Let them inform us, in like manner, whes ther the hdellium mentioned by Moses, be one of the thealogieal or a branch of the cardinal virtues. For though in dispensatories, the bdellium be allowed to be a good nostrum of an emollient and discutient quality, yet the learned, whether commentators of scripture or natural philosophers, are no more agreed about the true nature of bdellium, than they are about the manner how it is produced: and it is much doubted whether the bdellium of the ancients be the same with the modern kind. '

Thus, in the disputes about a drop of gurn

tesm, the nature and production whereof perple: plex the most learned, we discover the Weakness of, human reason. We cannot dissect a fly; and we would fain comprehend the way's of Providence. NVe would fain sound the unfathomable ocean of the Christian religion, and arraign its mysteries at the tribunal of a glimmering reason, when the small atom. that swims on the surface, baffles our scverest scrutiny.

I have the honour to be, &e.

ART H U R O'LEARY.

LETTER

L E T T E R II,

SIR,

TO. our modern philosophers, who set up the proud idols of their own fancies in opposition to the oracles of the Divinity,-and, endeavouring to discover absurdities in the Christian religion, fall into greater,--we can, without disclaiming our title to good manners, apply what St. Paul applied to the philosophers of his time : " They " became vain in their imaginations : pro" setling themselves to be wise, they became " fools." In order to sap the foundations of revealed religion,-and to make man the spcrt of chance, who neither lost any privilege by Adam's fall, nor gained any'thing by Christ's redemptionr-they endeavour to obtrude Moses on the public as an allegorical writer. Examine his character, and. acknowledge their

folly.

Besides his divine miffion, in what historian does truth shine more conspicuous ? He relates his personal defects, as well as the extraordinary powers with which the Lord invested him ; de

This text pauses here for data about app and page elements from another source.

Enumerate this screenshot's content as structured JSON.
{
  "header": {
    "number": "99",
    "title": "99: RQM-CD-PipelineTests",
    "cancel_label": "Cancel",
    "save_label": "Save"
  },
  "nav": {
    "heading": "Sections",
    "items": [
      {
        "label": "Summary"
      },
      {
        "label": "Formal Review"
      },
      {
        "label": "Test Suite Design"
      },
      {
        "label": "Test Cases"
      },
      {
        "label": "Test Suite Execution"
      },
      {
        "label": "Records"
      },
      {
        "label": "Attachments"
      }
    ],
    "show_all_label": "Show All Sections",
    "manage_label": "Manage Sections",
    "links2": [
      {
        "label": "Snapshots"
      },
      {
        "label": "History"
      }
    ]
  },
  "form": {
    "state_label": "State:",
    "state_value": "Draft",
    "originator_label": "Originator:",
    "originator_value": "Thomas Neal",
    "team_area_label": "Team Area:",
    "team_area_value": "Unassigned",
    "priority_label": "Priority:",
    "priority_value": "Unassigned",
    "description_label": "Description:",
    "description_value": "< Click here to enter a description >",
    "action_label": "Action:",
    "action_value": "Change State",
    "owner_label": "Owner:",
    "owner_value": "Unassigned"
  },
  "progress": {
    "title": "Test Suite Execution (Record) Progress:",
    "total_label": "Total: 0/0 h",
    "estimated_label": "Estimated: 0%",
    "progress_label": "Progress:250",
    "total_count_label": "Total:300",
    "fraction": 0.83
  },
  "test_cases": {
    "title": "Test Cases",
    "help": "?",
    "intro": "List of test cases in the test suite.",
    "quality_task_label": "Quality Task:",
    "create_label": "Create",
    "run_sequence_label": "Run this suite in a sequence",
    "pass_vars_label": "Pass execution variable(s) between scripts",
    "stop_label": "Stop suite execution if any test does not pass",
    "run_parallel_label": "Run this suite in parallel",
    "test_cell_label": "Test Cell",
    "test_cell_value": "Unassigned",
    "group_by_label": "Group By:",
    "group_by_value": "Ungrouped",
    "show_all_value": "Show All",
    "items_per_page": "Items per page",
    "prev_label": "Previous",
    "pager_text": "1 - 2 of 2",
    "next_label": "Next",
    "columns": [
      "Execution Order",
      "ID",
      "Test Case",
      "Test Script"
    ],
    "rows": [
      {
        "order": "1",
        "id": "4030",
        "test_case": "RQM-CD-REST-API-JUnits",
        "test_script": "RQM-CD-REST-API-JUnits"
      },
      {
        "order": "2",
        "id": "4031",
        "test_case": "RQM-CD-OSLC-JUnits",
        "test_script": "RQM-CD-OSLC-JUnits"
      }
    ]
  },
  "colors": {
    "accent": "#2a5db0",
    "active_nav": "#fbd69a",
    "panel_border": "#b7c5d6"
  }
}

ducesa long chain of patriarchs from the ffist man

« PreviousContinue »